**Work order:** Leaving nothing out, set down all the data exactly.

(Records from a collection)
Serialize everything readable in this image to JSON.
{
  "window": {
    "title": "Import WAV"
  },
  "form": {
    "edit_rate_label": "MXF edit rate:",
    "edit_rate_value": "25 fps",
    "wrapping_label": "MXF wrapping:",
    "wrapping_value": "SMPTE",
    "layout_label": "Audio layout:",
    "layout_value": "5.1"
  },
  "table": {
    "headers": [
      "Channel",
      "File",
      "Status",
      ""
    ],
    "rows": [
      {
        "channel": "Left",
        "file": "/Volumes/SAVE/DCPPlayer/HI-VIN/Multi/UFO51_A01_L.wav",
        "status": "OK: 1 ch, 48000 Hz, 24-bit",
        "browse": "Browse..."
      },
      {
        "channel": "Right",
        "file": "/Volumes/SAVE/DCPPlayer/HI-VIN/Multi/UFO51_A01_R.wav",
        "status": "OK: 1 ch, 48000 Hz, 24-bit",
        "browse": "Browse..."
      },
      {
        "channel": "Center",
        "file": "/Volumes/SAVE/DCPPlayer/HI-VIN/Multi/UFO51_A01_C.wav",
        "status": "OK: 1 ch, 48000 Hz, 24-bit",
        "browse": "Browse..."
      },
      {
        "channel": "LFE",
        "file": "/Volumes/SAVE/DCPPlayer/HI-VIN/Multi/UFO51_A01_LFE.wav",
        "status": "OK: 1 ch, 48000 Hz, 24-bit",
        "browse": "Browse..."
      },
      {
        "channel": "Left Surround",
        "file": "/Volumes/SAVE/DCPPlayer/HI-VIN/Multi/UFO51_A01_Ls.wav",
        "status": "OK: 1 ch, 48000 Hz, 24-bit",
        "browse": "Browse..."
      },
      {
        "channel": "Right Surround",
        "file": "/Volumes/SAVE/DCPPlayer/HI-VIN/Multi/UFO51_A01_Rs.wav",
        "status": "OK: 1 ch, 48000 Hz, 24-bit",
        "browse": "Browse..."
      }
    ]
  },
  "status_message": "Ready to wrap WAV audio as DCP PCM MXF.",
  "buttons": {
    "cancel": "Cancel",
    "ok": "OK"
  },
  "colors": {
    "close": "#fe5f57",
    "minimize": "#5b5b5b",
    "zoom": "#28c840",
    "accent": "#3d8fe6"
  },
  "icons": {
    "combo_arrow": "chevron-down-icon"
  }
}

**Solved exercise:**
Serialize everything readable in this image to JSON.
{
  "window": {
    "title": "Import WAV"
  },
  "form": {
    "edit_rate_label": "MXF edit rate:",
    "edit_rate_value": "25 fps",
    "wrapping_label": "MXF wrapping:",
    "wrapping_value": "SMPTE",
    "layout_label": "Audio layout:",
    "layout_value": "5.1"
  },
  "table": {
    "headers": [
      "Channel",
      "File",
      "Status",
      ""
    ],
    "rows": [
      {
        "channel": "Left",
        "file": "/Volumes/SAVE/DCPPlayer/HI-VIN/Multi/UFO51_A01_L.wav",
        "status": "OK: 1 ch, 48000 Hz, 24-bit",
        "browse": "Browse..."
      },
      {
        "channel": "Right",
        "file": "/Volumes/SAVE/DCPPlayer/HI-VIN/Multi/UFO51_A01_R.wav",
        "status": "OK: 1 ch, 48000 Hz, 24-bit",
        "browse": "Browse..."
      },
      {
        "channel": "Center",
        "file": "/Volumes/SAVE/DCPPlayer/HI-VIN/Multi/UFO51_A01_C.wav",
        "status": "OK: 1 ch, 48000 Hz, 24-bit",
        "browse": "Browse..."
      },
      {
        "channel": "LFE",
        "file": "/Volumes/SAVE/DCPPlayer/HI-VIN/Multi/UFO51_A01_LFE.wav",
        "status": "OK: 1 ch, 48000 Hz, 24-bit",
        "browse": "Browse..."
      },
      {
        "channel": "Left Surround",
        "file": "/Volumes/SAVE/DCPPlayer/HI-VIN/Multi/UFO51_A01_Ls.wav",
        "status": "OK: 1 ch, 48000 Hz, 24-bit",
        "browse": "Browse..."
      },
      {
        "channel": "Right Surround",
        "file": "/Volumes/SAVE/DCPPlayer/HI-VIN/Multi/UFO51_A01_Rs.wav",
        "status": "OK: 1 ch, 48000 Hz, 24-bit",
        "browse": "Browse..."
      }
    ]
  },
  "status_message": "Ready to wrap WAV audio as DCP PCM MXF.",
  "buttons": {
    "cancel": "Cancel",
    "ok": "OK"
  },
  "colors": {
    "close": "#fe5f57",
    "minimize": "#5b5b5b",
    "zoom": "#28c840",
    "accent": "#3d8fe6"
  },
  "icons": {
    "combo_arrow": "chevron-down-icon"
  }
}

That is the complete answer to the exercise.